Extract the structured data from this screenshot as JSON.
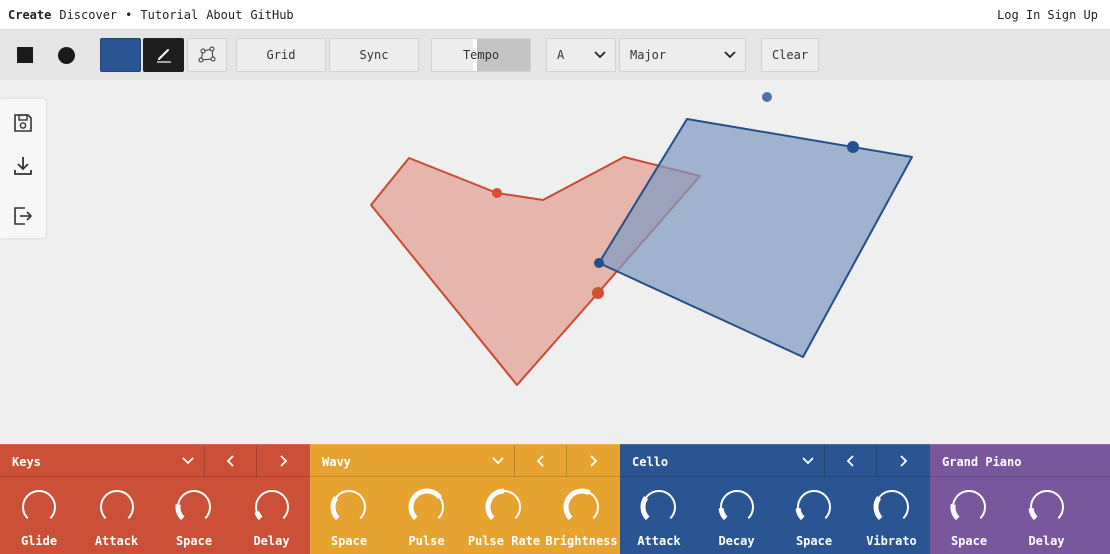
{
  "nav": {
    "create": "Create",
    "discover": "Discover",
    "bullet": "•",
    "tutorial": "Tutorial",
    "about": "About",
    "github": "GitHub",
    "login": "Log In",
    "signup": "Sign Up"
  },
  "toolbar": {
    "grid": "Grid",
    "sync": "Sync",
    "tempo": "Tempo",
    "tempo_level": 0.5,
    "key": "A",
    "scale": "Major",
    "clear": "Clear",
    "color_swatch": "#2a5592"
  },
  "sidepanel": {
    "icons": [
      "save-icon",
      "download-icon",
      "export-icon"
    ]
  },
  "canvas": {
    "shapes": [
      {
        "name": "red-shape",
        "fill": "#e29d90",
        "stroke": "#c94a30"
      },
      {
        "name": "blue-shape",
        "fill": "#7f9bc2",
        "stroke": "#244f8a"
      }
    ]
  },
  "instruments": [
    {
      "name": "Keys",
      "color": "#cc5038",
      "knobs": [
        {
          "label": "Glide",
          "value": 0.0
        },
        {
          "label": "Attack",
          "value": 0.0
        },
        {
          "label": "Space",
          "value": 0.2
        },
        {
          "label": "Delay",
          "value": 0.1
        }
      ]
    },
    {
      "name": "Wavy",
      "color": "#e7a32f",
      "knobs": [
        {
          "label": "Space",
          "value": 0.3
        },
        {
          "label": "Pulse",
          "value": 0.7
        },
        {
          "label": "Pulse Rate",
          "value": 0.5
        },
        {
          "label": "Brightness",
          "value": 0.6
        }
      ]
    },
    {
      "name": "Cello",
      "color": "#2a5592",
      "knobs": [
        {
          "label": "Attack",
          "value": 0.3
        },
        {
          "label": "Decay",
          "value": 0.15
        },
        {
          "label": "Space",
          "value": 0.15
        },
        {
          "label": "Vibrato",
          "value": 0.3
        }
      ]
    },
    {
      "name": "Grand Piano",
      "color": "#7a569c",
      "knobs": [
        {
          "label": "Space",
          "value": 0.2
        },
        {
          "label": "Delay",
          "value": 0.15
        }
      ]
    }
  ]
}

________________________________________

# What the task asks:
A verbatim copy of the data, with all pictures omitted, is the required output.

# Result for this exercise:
Extract the structured data from this screenshot as JSON.
{
  "nav": {
    "create": "Create",
    "discover": "Discover",
    "bullet": "•",
    "tutorial": "Tutorial",
    "about": "About",
    "github": "GitHub",
    "login": "Log In",
    "signup": "Sign Up"
  },
  "toolbar": {
    "grid": "Grid",
    "sync": "Sync",
    "tempo": "Tempo",
    "tempo_level": 0.5,
    "key": "A",
    "scale": "Major",
    "clear": "Clear",
    "color_swatch": "#2a5592"
  },
  "sidepanel": {
    "icons": [
      "save-icon",
      "download-icon",
      "export-icon"
    ]
  },
  "canvas": {
    "shapes": [
      {
        "name": "red-shape",
        "fill": "#e29d90",
        "stroke": "#c94a30"
      },
      {
        "name": "blue-shape",
        "fill": "#7f9bc2",
        "stroke": "#244f8a"
      }
    ]
  },
  "instruments": [
    {
      "name": "Keys",
      "color": "#cc5038",
      "knobs": [
        {
          "label": "Glide",
          "value": 0.0
        },
        {
          "label": "Attack",
          "value": 0.0
        },
        {
          "label": "Space",
          "value": 0.2
        },
        {
          "label": "Delay",
          "value": 0.1
        }
      ]
    },
    {
      "name": "Wavy",
      "color": "#e7a32f",
      "knobs": [
        {
          "label": "Space",
          "value": 0.3
        },
        {
          "label": "Pulse",
          "value": 0.7
        },
        {
          "label": "Pulse Rate",
          "value": 0.5
        },
        {
          "label": "Brightness",
          "value": 0.6
        }
      ]
    },
    {
      "name": "Cello",
      "color": "#2a5592",
      "knobs": [
        {
          "label": "Attack",
          "value": 0.3
        },
        {
          "label": "Decay",
          "value": 0.15
        },
        {
          "label": "Space",
          "value": 0.15
        },
        {
          "label": "Vibrato",
          "value": 0.3
        }
      ]
    },
    {
      "name": "Grand Piano",
      "color": "#7a569c",
      "knobs": [
        {
          "label": "Space",
          "value": 0.2
        },
        {
          "label": "Delay",
          "value": 0.15
        }
      ]
    }
  ]
}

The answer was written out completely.